Permanent manets

The atoms in magnetic material, such as iron are arranged in Domains.

Domains are groups of atoms which are aligned in the same direction and therefore the electrons in all of the atoms contribute to the field.

Random magnetic domains

Unmagnetised nail in which the domains have random orientation



aligned magnetic domains

Magnetised nail in which the domains are aligned




The classic method of revealing the shape of a magnetic field is to use iron filing on a sheet of paper near the magnet. On a simple bar magnet the shape is like this:

Field picture for bar magnet






Field diagram for bar magnet







The strength of the field between the poles of a U shaped magnet is much stronger because the air gap is smaller. The iron or metal alloy of the metal has a high permeability whereas that of the air is very low.

Field of a U magnet

U magnet
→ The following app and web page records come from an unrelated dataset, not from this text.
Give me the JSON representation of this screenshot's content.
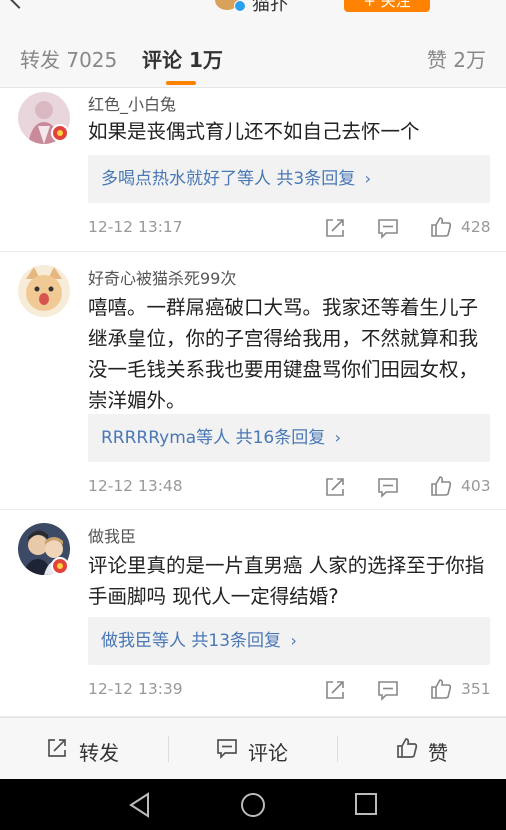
{
  "header": {
    "name": "猫扑",
    "follow_label": "+ 关注"
  },
  "tabs": {
    "repost": "转发 7025",
    "comment": "评论 1万",
    "like": "赞 2万"
  },
  "comments": [
    {
      "username": "红色_小白兔",
      "text": "如果是丧偶式育儿还不如自己去怀一个",
      "reply_users": "多喝点热水就好了等人",
      "reply_count": "共3条回复",
      "time": "12-12 13:17",
      "likes": "428"
    },
    {
      "username": "好奇心被猫杀死99次",
      "text": "嘻嘻。一群屌癌破口大骂。我家还等着生儿子继承皇位，你的子宫得给我用，不然就算和我没一毛钱关系我也要用键盘骂你们田园女权，崇洋媚外。",
      "reply_users": "RRRRRyma等人",
      "reply_count": "共16条回复",
      "time": "12-12 13:48",
      "likes": "403"
    },
    {
      "username": "做我臣",
      "text": "评论里真的是一片直男癌 人家的选择至于你指手画脚吗 现代人一定得结婚?",
      "reply_users": "做我臣等人",
      "reply_count": "共13条回复",
      "time": "12-12 13:39",
      "likes": "351"
    }
  ],
  "chevron": "›",
  "bottom_bar": {
    "repost": "转发",
    "comment": "评论",
    "like": "赞"
  },
  "colors": {
    "accent": "#ff8200",
    "link": "#4a78b5",
    "badge": "#e2423c"
  }
}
The definition of a magnetic field is that it is the space around a magnetic which exerts a force on a moving electric charge. The field is a vector, it has size or strength and direction.
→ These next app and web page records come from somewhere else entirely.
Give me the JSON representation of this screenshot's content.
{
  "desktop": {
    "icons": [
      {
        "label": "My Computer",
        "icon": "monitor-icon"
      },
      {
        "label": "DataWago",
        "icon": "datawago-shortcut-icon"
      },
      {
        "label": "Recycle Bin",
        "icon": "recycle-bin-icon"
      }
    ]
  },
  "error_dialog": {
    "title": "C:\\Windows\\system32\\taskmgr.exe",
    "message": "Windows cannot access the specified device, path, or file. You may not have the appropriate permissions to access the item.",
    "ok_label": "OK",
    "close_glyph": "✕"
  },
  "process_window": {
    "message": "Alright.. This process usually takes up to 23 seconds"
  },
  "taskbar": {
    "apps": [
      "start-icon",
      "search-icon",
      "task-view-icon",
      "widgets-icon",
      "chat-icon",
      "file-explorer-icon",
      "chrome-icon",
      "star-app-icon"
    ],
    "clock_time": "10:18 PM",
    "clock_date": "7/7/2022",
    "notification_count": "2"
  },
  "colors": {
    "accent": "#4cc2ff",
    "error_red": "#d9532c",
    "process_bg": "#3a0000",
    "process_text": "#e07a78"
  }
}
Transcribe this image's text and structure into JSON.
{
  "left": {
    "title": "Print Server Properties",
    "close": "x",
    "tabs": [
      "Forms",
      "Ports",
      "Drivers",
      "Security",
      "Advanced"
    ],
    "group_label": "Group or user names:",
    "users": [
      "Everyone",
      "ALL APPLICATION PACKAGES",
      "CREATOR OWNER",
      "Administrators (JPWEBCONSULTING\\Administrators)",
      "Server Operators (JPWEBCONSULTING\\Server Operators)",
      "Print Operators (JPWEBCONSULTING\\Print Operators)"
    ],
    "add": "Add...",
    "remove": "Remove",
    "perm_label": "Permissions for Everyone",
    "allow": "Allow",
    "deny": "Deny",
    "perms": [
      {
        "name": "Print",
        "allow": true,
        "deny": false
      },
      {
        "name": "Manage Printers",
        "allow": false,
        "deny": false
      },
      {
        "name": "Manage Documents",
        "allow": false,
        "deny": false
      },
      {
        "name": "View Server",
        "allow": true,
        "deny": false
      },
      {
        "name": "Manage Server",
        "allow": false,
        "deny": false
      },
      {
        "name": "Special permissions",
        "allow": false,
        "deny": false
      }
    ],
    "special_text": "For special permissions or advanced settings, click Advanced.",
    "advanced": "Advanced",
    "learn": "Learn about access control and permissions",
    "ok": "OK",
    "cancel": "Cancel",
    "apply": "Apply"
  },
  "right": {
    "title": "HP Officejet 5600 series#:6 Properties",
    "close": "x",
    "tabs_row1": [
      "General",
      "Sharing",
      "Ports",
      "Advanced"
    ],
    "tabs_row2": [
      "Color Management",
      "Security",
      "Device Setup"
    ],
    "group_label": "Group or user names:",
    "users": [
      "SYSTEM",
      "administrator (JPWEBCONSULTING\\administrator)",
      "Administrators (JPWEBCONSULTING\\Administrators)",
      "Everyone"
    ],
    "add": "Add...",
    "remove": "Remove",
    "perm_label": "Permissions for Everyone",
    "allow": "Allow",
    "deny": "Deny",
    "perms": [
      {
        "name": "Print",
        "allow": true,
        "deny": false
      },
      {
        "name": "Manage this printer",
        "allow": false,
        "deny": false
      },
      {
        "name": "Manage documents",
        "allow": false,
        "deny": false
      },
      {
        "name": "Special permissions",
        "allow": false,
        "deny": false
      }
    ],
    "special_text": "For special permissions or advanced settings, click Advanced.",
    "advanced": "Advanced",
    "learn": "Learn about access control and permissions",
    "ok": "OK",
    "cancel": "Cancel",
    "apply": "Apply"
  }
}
Magnets and magnetic fields, video lesson


An electric current flowing through a wire produces a magnetic field around it. The field around a single wire is generally very small. The strength depends on the size of the current and the distance from the wire. In reality, unless the current is very large it is hard to see the field using iron filings, but can easily be detected with a magnetic compass. The field is circular and clockwise, looking in the direction of conventional current flow.

However a strong magnetic field can be made if we use a coil of wire and stronger still if we wrap the wire around a piece of iron like a nail.


Magnetic fields around a coil

The combined fields around each coil produce a very strong field in the centre of the coil. If a highly permeable iron nail is placed in the centre of the coil the air path of the field lines is shorter and the field is stronger.